South African President Jacob Zuma has asked for more China investment in infrastructure, which would create new jobs amid 25 percent unemployment.
Johannesburg, South Africa
South African President Jacob Zuma ended a three-day trip to China last week with a raft of trade deals intended to shore up South Africa's status as a "gateway to China" for the natural resources that fuel the Asian giant's rapid growth.
South Africa is China's No. 1 source of African iron, copper, manganese, chrome, and diamonds. But President Zuma stressed that South Africa wants more out of the relationship, saying that his government would like China to invest more toward infrastructure that would aid his country in the "beneficiation of minerals." And during his trip to Beijing, the mining term – which refers to the refining and processing of raw minerals – emerged as part of a new thrust for Africa's largest economy, one heavily reliant on commodity exports.
Building refineries would not only create new streams of revenue for the South African government and perhaps save China some money in freighting raw materials to Chinese refineries, but it would also create new jobs, something that is desperately needed in South Africa, which has an official jobless rate of 25 percent.

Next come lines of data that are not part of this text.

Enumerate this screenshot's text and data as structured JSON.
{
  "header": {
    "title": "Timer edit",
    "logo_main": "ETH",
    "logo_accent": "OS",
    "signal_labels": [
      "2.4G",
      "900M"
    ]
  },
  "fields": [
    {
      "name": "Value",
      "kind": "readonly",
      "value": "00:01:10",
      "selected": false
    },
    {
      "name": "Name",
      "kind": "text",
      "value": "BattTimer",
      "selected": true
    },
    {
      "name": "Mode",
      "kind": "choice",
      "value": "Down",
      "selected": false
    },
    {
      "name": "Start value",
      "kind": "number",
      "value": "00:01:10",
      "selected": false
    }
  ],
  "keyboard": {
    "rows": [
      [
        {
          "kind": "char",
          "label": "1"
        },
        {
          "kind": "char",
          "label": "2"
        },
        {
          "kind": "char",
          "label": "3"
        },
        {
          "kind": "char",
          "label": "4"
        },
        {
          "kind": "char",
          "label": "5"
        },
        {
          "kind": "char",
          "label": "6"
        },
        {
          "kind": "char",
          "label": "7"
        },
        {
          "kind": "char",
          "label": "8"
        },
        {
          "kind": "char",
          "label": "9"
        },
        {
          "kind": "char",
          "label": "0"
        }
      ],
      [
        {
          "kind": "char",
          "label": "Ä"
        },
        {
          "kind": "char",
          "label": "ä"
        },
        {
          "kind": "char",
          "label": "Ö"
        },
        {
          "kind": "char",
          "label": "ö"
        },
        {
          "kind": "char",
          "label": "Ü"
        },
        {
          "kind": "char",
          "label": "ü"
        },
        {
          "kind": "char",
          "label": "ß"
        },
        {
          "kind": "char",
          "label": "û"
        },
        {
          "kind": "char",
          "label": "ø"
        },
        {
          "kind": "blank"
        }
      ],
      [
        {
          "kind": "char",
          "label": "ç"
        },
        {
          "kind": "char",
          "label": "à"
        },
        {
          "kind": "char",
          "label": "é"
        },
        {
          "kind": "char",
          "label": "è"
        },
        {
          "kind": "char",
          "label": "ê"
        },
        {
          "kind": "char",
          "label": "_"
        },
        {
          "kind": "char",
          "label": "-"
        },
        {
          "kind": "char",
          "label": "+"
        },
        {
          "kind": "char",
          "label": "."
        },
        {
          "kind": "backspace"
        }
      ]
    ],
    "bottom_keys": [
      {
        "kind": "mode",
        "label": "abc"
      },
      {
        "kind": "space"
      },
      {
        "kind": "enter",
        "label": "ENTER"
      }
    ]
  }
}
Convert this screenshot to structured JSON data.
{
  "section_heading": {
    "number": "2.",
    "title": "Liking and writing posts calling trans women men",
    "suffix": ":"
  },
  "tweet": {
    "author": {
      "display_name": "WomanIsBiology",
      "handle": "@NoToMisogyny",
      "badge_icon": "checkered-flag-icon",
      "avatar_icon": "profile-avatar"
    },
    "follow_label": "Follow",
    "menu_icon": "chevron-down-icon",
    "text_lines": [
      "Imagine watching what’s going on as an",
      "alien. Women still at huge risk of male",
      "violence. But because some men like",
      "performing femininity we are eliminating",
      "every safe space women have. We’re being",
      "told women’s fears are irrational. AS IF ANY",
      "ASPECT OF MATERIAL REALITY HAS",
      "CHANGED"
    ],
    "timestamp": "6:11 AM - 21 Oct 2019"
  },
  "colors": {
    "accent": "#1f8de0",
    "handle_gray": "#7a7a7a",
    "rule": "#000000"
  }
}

"China is indeed a key strategic partner for South Africa, and South Africa is open for business in a big way," Zuma told reporters on Aug. 24. "We envisage meaningful future cooperation in infrastructure, the beneficiation of minerals, engineering, energy, information and communications technology, and electronics. There are also opportunities to be explored in manufacturing."